- Princeton : Princeton University Press, c2011.
- Physical description
- xvi, 175 p. : ill. ; 24 cm.
LB2353.2 .W35 2011
- Unknown LB2353.2 .W35 2011
- Includes bibliographical references (p. -164) and index.

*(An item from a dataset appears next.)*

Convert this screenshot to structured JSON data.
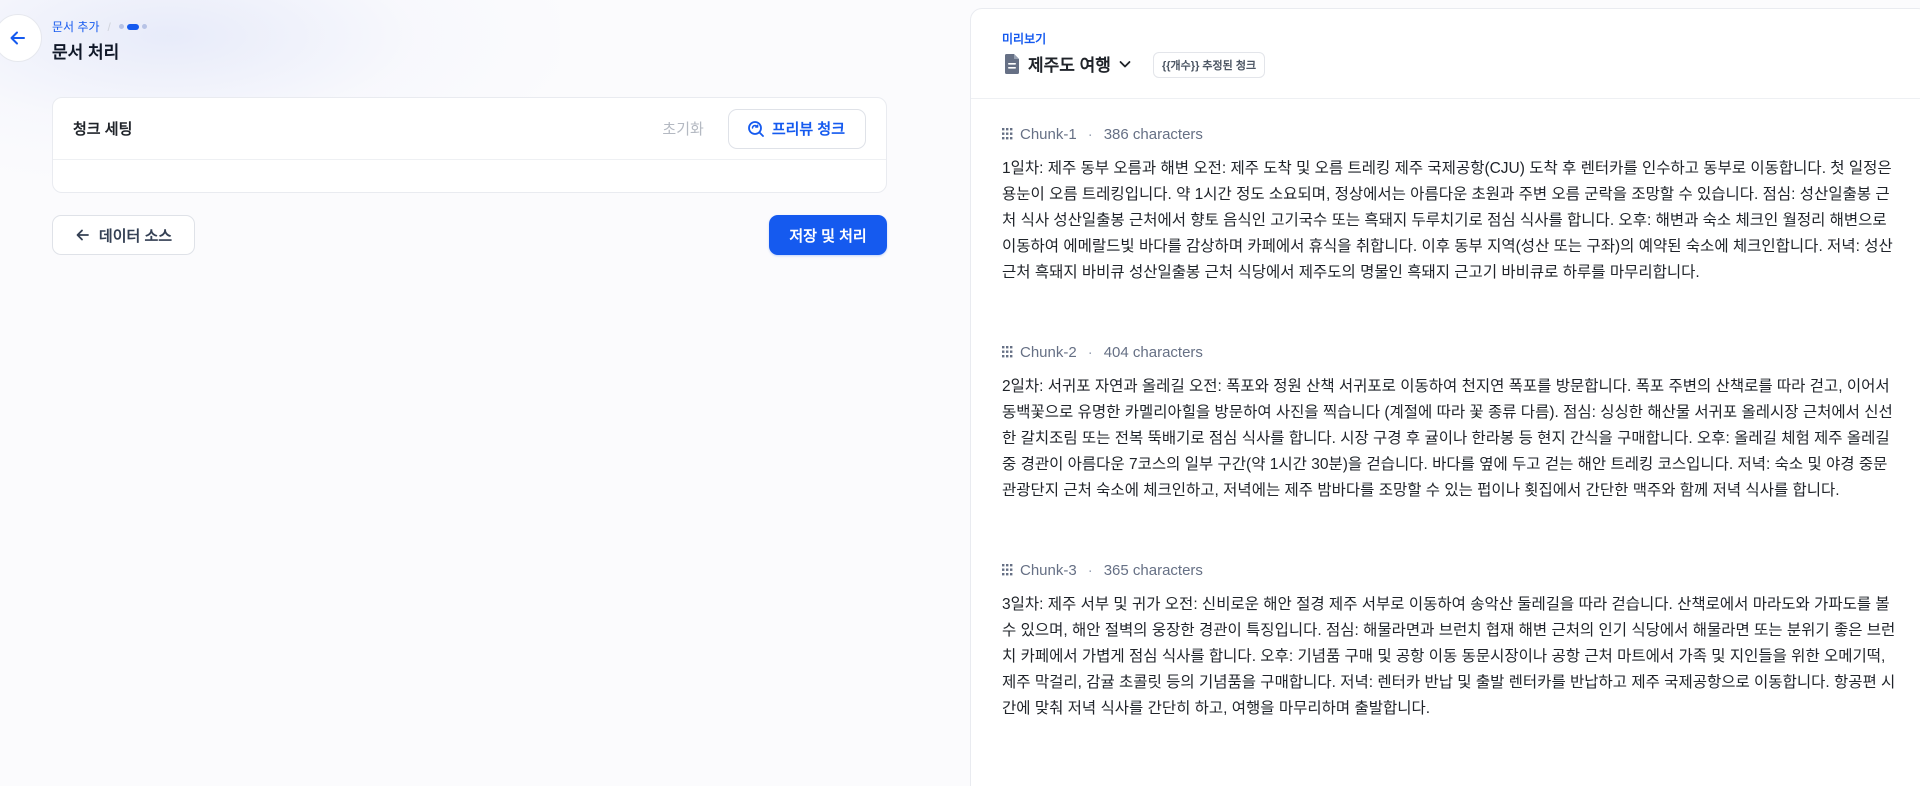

- Preface xi Introduction 1 Chapter 1: O n the Value of Entrance Exams: What Happens When the SAT Is Made Optional? 8 Chapter 2: O n Substituting Achievement Tests for Aptitude Tests in College Admissions 20 Chapter 3: O n Rigid Decision Rules for Scholarships 29 Chapter 4: The Aptitude-Achievement Connection: Using an Aptitude Test to Aid in Allocating Educational Resources 32 Chapter 5: C omparing the Incomparable: On the Importance of Big Assumptions and Scant Evidence 57 Chapter 6: O n Examinee Choice in Educational Testing 73 Chapter 7: What If Choice Is Part of the Test? 103 Chapter 8: A Little Ignorance Is a Dangerous Thing: How Statistics Rescued a Damsel in Distress 110 Chapter 9: A ssessing Teachers from Student Scores: On the Practicality of Value-Added Models 120 Chapter 10: S hopping for Colleges When What We Know Ain't 139 Chapter 11: O f CAT s and Claims: The First Step toward Wisdom 147 Epilogue 156 References 159 Index 165.

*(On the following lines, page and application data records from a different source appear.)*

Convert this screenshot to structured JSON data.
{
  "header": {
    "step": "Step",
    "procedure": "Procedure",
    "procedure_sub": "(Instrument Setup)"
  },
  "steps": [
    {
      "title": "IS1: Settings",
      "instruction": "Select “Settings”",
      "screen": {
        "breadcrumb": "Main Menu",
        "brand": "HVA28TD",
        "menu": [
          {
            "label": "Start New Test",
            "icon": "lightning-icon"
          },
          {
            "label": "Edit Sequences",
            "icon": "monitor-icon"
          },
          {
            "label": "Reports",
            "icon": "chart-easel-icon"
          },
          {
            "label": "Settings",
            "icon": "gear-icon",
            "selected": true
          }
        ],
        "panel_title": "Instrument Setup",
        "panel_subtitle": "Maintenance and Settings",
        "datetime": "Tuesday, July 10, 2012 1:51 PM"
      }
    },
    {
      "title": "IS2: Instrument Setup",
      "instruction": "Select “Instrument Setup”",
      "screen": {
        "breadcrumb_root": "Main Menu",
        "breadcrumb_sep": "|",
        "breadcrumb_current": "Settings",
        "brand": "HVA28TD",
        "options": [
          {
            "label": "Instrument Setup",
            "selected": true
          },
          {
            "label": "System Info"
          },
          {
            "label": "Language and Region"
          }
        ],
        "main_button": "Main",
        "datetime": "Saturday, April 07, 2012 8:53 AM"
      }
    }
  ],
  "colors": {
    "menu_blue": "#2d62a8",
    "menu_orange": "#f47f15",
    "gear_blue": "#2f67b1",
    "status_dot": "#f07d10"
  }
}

- (source: Nielsen Book Data)
- Publisher's Summary
- Uneducated Guesses challenges everything our policymakers thought they knew about education and education reform, from how to close the achievement gap in public schools to admission standards for top universities. In this explosive book, Howard Wainer uses statistical evidence to show why some of the most widely held beliefs in education today--and the policies that have resulted--are wrong. He shows why colleges that make the SAT optional for applicants end up with underperforming students and inflated national rankings, and why the push to substitute achievement tests for aptitude tests makes no sense. Wainer challenges the thinking behind the enormous rise of advanced placement courses in high schools, and demonstrates why assessing teachers based on how well their students perform on tests--a central pillar of recent education reforms--is woefully misguided. He explains why college rankings are often lacking in hard evidence, why essay questions on tests disadvantage women, why the most grievous errors in education testing are not made by testing organizations--and much more. No one concerned about seeing our children achieve their full potential can afford to ignore this book. With forceful storytelling, wry insight, and a wealth of real-world examples, Uneducated Guesses exposes today's educational policies to the light of empirical evidence, and offers solutions for fairer and more viable future policies.
(source: Nielsen Book Data)
- Publication date
- Howard Wainer.